The Spanish government has in the last weeks already advanced €2.1 billion of its coronavirus recovery programme, amounting to 7.9% of the €26 billion Spain is expected to receive in EU funds this year, Spanish financial media reported.
If Spain accelerates the roll-out of ambitious structural reforms, it could receive the first of two or three tranches of a total of €140 billion from the EU recovery fund by the end of the year, experts predict. Over the next three years, half the funds will be allocated in the form of grants, while the rest will be paid in loans.
The bulk of the €26 billion expected this year, and which the Spanish budget for 2021 allows to be advanced via debt, will be invested in environmental and social policies, financial daily Cinco Días reported.
This first tranche, which will soon be distributed among the Spanish regions, shows that the programme “is becoming reality every day” said Spain’s Finance Minister María Jesús Montero.
‘Economy of care’

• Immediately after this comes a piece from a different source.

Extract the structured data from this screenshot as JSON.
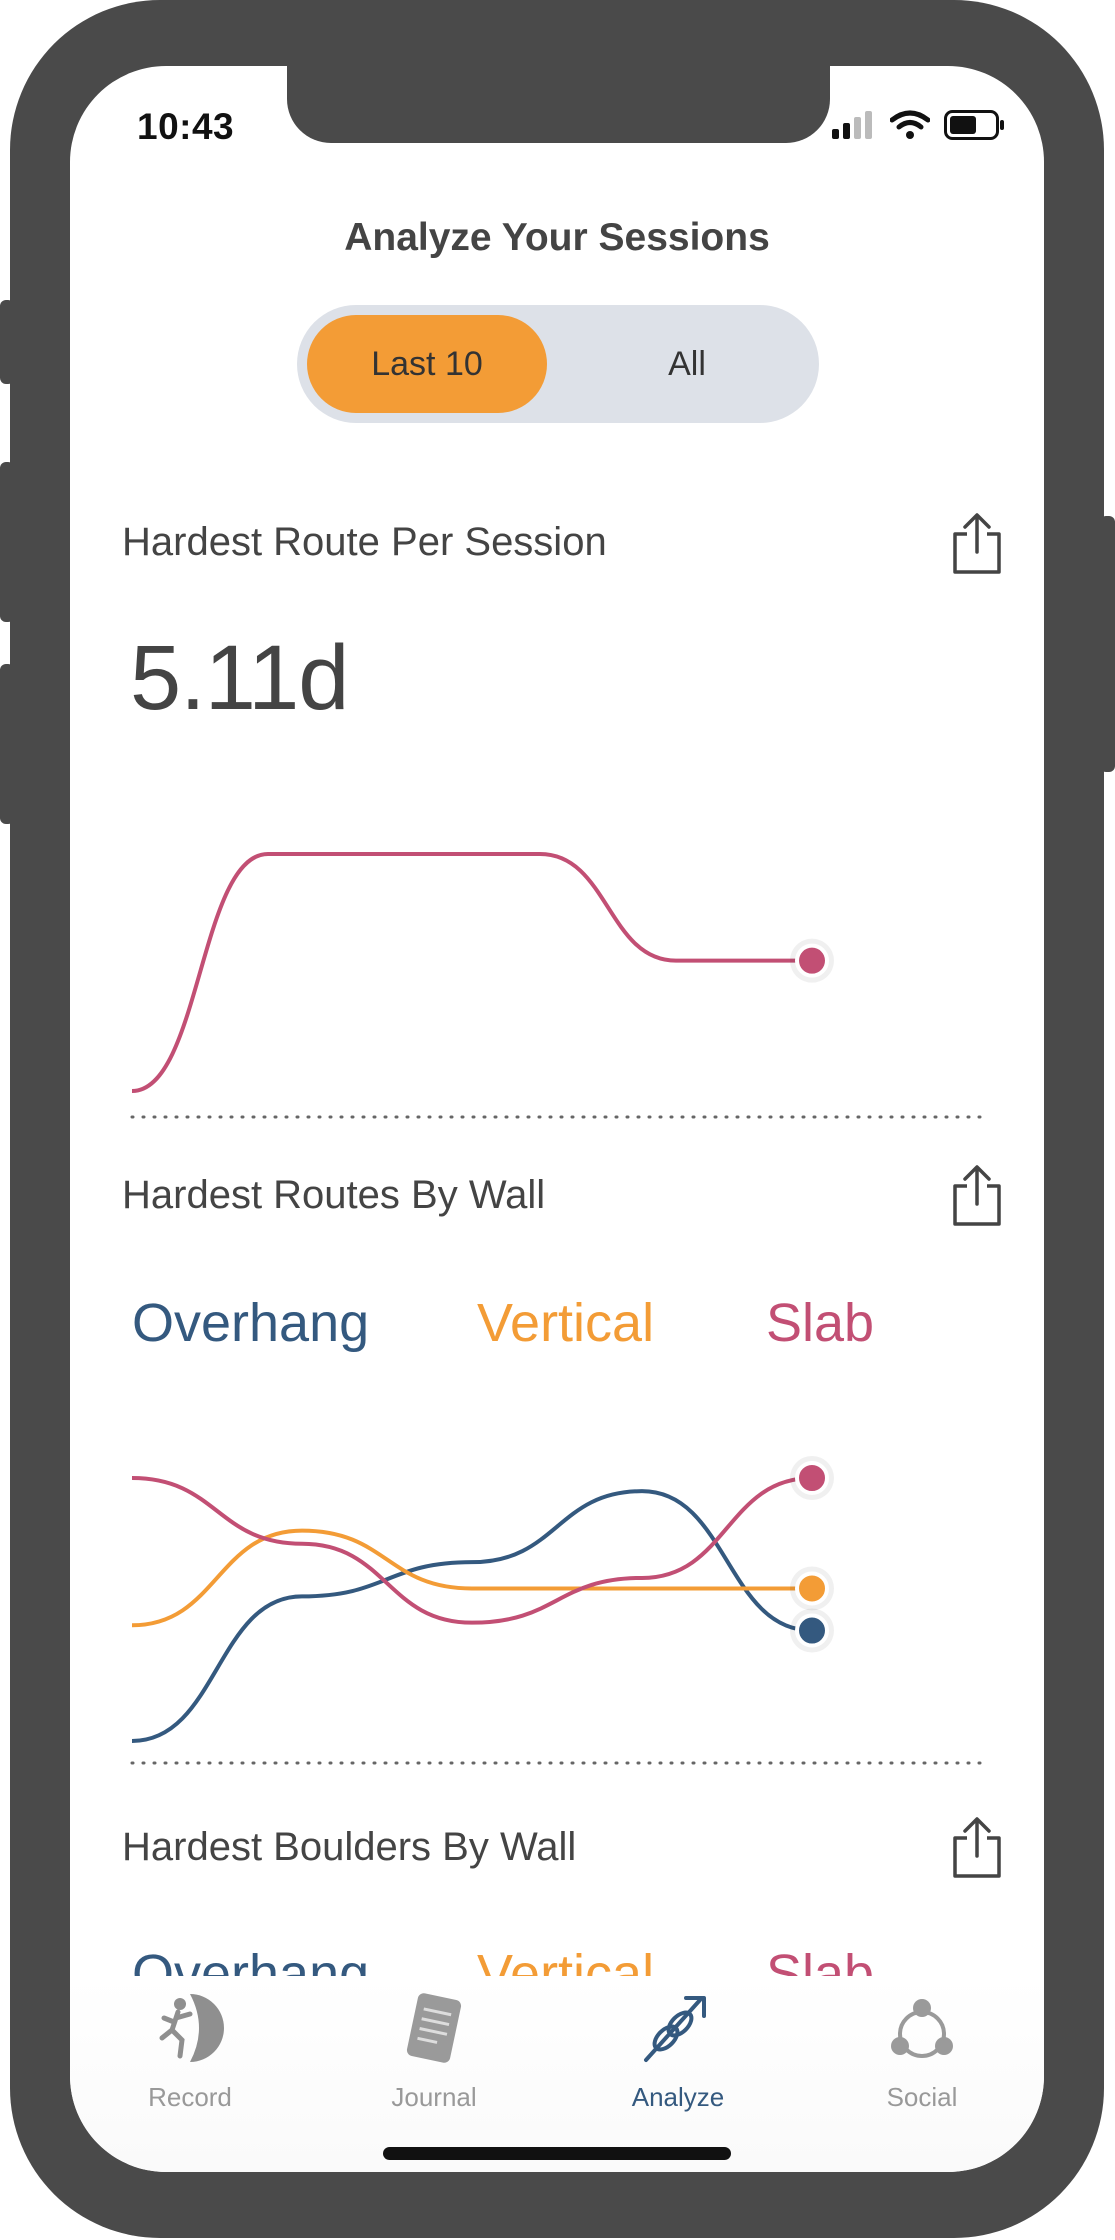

The main project, which had more than a third of all resources already allocated, was approved by the government this week. It consists of a plan to promote an “economy of care”, which aims to improve care for the elderly and several health policies.
The plan, which has a budget of €730 million, has three pillars.
Under the first pillar, €482 million will be dedicated to providing better home care, while €216 million will go towards improving social services and child protection and €31 million towards eliminating access barriers in public administrations, Spain’s Social Rights Minister Ione Belarra told Spanish media.
The country’s ecological transition ministry has already allocated €576 million to cover regional environmental plans and another €400 million were allocated to the Moves III programme aimed at promoting electric vehicles.
Quid pro quo: conditionality for money
Spain’s socialist-leftist government of PSOE and Unidas Podemos has mobilised the funds after it had advanced them in the Spanish annual budget, although EU money will not arrive until the second half of this year.
A first tranche of €9 billion could be disbursed after the formal approval of the plan.
From the moment the Spanish recovery plan is received in Brussels – which is likely to happen next week – the European Commission will have two months to validate it, after which the EU Council will have another month.
Madrid is confident it will receive the Commission’s green light by July.
A further €16 billion tranche is expected before the end of the year. The rest, which amounts to €70 billion in subsidies, could be paid every six months depending on the fulfillment of the plan’s objectives. This includes tax and pension reform, as well as the digitalisation of the economy with the aim of making Spain more resilient to new crises.
[Edited by Daniel Eck, Paula Kenny and Josie Le Blond]